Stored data
--- START ---

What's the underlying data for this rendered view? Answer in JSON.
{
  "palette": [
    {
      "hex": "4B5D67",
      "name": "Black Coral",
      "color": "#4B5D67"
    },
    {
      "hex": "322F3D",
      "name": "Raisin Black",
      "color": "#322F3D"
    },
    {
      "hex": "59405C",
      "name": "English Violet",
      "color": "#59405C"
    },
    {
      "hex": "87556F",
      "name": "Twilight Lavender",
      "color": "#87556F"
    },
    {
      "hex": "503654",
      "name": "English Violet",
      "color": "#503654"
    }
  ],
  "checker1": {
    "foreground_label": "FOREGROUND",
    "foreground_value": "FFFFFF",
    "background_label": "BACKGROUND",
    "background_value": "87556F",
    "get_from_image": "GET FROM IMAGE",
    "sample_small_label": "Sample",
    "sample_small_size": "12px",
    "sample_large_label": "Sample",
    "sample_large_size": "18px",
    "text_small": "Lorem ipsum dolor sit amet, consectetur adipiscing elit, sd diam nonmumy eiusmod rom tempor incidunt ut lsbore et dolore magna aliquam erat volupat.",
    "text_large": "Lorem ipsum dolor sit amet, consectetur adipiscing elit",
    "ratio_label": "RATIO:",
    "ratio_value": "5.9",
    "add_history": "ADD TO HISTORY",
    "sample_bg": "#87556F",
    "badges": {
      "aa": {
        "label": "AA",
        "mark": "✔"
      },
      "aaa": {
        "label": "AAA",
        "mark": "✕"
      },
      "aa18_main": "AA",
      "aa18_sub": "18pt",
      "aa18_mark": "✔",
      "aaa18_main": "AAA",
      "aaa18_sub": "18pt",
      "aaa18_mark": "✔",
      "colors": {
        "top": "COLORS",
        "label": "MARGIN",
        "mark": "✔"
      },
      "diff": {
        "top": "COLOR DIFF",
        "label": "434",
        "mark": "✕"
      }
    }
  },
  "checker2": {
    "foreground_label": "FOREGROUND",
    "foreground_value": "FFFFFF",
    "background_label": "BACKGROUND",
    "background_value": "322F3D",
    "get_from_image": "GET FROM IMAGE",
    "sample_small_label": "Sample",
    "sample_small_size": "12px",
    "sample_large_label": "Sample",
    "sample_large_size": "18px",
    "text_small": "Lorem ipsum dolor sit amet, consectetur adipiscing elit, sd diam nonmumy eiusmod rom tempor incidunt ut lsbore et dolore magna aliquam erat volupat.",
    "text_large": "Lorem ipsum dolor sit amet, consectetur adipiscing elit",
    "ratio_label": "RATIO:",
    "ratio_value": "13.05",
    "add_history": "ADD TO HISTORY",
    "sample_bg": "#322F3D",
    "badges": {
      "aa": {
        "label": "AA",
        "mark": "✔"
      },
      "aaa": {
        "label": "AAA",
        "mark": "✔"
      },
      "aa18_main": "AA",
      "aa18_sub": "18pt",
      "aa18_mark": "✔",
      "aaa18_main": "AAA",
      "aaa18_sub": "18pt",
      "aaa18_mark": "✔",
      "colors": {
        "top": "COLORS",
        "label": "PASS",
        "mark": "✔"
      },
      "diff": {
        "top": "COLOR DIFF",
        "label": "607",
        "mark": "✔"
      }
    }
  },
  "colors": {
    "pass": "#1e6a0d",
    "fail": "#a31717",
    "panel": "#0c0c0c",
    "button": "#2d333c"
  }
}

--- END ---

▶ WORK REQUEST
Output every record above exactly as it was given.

▶ RESULT OF THE TASK
What's the underlying data for this rendered view? Answer in JSON.
{
  "palette": [
    {
      "hex": "4B5D67",
      "name": "Black Coral",
      "color": "#4B5D67"
    },
    {
      "hex": "322F3D",
      "name": "Raisin Black",
      "color": "#322F3D"
    },
    {
      "hex": "59405C",
      "name": "English Violet",
      "color": "#59405C"
    },
    {
      "hex": "87556F",
      "name": "Twilight Lavender",
      "color": "#87556F"
    },
    {
      "hex": "503654",
      "name": "English Violet",
      "color": "#503654"
    }
  ],
  "checker1": {
    "foreground_label": "FOREGROUND",
    "foreground_value": "FFFFFF",
    "background_label": "BACKGROUND",
    "background_value": "87556F",
    "get_from_image": "GET FROM IMAGE",
    "sample_small_label": "Sample",
    "sample_small_size": "12px",
    "sample_large_label": "Sample",
    "sample_large_size": "18px",
    "text_small": "Lorem ipsum dolor sit amet, consectetur adipiscing elit, sd diam nonmumy eiusmod rom tempor incidunt ut lsbore et dolore magna aliquam erat volupat.",
    "text_large": "Lorem ipsum dolor sit amet, consectetur adipiscing elit",
    "ratio_label": "RATIO:",
    "ratio_value": "5.9",
    "add_history": "ADD TO HISTORY",
    "sample_bg": "#87556F",
    "badges": {
      "aa": {
        "label": "AA",
        "mark": "✔"
      },
      "aaa": {
        "label": "AAA",
        "mark": "✕"
      },
      "aa18_main": "AA",
      "aa18_sub": "18pt",
      "aa18_mark": "✔",
      "aaa18_main": "AAA",
      "aaa18_sub": "18pt",
      "aaa18_mark": "✔",
      "colors": {
        "top": "COLORS",
        "label": "MARGIN",
        "mark": "✔"
      },
      "diff": {
        "top": "COLOR DIFF",
        "label": "434",
        "mark": "✕"
      }
    }
  },
  "checker2": {
    "foreground_label": "FOREGROUND",
    "foreground_value": "FFFFFF",
    "background_label": "BACKGROUND",
    "background_value": "322F3D",
    "get_from_image": "GET FROM IMAGE",
    "sample_small_label": "Sample",
    "sample_small_size": "12px",
    "sample_large_label": "Sample",
    "sample_large_size": "18px",
    "text_small": "Lorem ipsum dolor sit amet, consectetur adipiscing elit, sd diam nonmumy eiusmod rom tempor incidunt ut lsbore et dolore magna aliquam erat volupat.",
    "text_large": "Lorem ipsum dolor sit amet, consectetur adipiscing elit",
    "ratio_label": "RATIO:",
    "ratio_value": "13.05",
    "add_history": "ADD TO HISTORY",
    "sample_bg": "#322F3D",
    "badges": {
      "aa": {
        "label": "AA",
        "mark": "✔"
      },
      "aaa": {
        "label": "AAA",
        "mark": "✔"
      },
      "aa18_main": "AA",
      "aa18_sub": "18pt",
      "aa18_mark": "✔",
      "aaa18_main": "AAA",
      "aaa18_sub": "18pt",
      "aaa18_mark": "✔",
      "colors": {
        "top": "COLORS",
        "label": "PASS",
        "mark": "✔"
      },
      "diff": {
        "top": "COLOR DIFF",
        "label": "607",
        "mark": "✔"
      }
    }
  },
  "colors": {
    "pass": "#1e6a0d",
    "fail": "#a31717",
    "panel": "#0c0c0c",
    "button": "#2d333c"
  }
}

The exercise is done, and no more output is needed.